    The initial patches are perfect. Washing does nothing to their effectiveness and it has been over a year. However, Nature found another way of tearing up my pants. Another hole started to appear in an unprotected area near the patch and I had to apply another one.

    Most hot melt glue is eventually water soluble. Good for temporary repair.

    Most hot glues are EVA-based, which is water resistant and not water soluble, but soluble in organic solvents. Though some may show early signs of degradation, this is not necessarily caused by the existence of water but rather another compound that brakes the polymeric chains (e.g. phthalate). Even if hot glue "decays" over time, this happens pretty much for everything that exists. What matters is that the so called temporary repair holds out much longer than surrounding fabric and the great thing about it is that it can be easily restored. Most jeans, to my knowledge, show signs of wear and tear in this particular area after 2 years thereby making the hot glue a strong competitor in terms of durability.

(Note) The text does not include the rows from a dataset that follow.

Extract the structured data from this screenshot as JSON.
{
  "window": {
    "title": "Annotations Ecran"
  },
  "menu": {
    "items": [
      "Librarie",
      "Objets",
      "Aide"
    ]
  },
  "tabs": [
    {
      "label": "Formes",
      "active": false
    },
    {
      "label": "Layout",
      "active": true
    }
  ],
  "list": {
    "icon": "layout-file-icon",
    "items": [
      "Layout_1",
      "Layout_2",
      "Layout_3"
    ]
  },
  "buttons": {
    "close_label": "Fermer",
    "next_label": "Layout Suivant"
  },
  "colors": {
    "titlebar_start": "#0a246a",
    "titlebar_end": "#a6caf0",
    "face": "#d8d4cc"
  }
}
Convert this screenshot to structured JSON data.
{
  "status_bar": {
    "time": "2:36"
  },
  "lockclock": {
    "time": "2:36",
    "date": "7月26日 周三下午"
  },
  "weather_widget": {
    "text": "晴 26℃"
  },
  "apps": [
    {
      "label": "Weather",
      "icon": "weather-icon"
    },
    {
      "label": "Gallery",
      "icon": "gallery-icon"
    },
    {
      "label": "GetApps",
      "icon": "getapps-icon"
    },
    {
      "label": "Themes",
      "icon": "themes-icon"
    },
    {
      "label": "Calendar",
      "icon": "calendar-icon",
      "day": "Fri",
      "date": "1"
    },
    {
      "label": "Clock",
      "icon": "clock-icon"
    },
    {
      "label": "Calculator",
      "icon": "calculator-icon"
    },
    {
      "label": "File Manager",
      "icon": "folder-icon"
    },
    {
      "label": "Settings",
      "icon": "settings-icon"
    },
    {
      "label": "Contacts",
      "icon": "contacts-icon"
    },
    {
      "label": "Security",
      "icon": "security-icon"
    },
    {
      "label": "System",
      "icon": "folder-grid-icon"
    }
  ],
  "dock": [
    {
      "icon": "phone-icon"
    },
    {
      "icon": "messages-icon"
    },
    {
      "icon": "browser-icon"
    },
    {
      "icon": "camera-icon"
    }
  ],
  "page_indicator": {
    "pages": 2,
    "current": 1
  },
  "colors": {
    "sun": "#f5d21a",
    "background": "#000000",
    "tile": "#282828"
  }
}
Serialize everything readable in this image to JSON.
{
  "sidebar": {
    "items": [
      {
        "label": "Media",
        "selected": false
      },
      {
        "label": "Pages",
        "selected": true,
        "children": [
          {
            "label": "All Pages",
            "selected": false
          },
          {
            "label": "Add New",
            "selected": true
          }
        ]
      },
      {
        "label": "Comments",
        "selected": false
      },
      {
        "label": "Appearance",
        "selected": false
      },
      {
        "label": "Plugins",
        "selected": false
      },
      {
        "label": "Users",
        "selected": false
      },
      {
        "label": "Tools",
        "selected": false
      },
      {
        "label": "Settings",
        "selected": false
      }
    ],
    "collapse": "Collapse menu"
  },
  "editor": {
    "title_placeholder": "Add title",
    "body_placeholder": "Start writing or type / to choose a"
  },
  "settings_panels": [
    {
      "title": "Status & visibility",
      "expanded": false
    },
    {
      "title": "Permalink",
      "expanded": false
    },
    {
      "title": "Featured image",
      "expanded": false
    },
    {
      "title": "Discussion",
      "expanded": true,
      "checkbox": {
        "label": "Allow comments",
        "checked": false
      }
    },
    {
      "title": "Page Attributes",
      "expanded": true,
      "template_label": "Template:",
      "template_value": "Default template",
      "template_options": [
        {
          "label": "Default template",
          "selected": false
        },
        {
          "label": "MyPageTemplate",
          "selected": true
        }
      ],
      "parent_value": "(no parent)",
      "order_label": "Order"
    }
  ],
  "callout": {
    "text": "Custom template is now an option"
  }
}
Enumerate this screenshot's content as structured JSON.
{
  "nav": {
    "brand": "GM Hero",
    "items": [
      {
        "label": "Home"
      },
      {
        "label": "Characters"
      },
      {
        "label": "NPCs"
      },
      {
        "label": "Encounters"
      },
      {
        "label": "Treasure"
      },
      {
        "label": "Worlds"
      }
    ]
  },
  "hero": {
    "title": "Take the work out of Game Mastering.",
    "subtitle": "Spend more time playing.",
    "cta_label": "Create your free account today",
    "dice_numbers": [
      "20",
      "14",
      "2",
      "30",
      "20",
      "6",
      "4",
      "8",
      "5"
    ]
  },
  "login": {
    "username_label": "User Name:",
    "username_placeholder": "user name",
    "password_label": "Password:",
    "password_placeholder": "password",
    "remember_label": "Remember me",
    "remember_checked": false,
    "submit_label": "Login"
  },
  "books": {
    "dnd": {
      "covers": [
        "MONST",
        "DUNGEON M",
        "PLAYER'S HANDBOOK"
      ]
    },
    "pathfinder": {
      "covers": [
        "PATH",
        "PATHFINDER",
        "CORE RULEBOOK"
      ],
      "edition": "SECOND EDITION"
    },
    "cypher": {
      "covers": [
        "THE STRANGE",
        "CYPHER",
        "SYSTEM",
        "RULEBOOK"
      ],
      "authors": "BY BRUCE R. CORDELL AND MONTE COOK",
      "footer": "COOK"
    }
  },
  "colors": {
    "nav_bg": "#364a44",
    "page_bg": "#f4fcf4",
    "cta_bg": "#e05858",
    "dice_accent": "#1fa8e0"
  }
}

    I hope this works for some. However, I recently tried to use hot glue to fix my belt loop on my jeans. It held quite nicely until it went through the washer and dryer. I can't speak for everyone's dryer, but my Frigidaire Affinity model DEFINITELY got hot enough to melt the glue. It took me an hour to clean out the inside of my dryer. This project does use less glue than what I had used, so maybe it won't be an issue.

    Since the glue was used to fix the belt loop, perhaps it was far too exposed to an external environment and received more heat. By involving it with fabric, it is possible that the thermal conductivity decreases and thus the glue is subjected to less heat. However, it is also possible that the combination of a heck of a powerful dryer alongside a glue capable of melting at low-temperature may have caused it to melt.

    Good & useful instruction, thank You for spending time.
    P.S. Yesterday washed jeans in machine at 40 degrees by Celsium, all repair are on it's places - hold very good.

    Thank you very much! It's good to hear additional feedback on how it is working out for other jeans.

    thanks for this one.The favorite jeans is always worn so often,the holes are gonna fall in it and it is allways such a heartache to throw it away.Now with your "instructable" i'm gonna save my favourite jeans from the garbagetruck.So from behalve of my favourite jeans and from myself i want to say to you:THANK YOU VERY MUCH !!!!!!! ?

    Happy to have helped you and your jeans! :)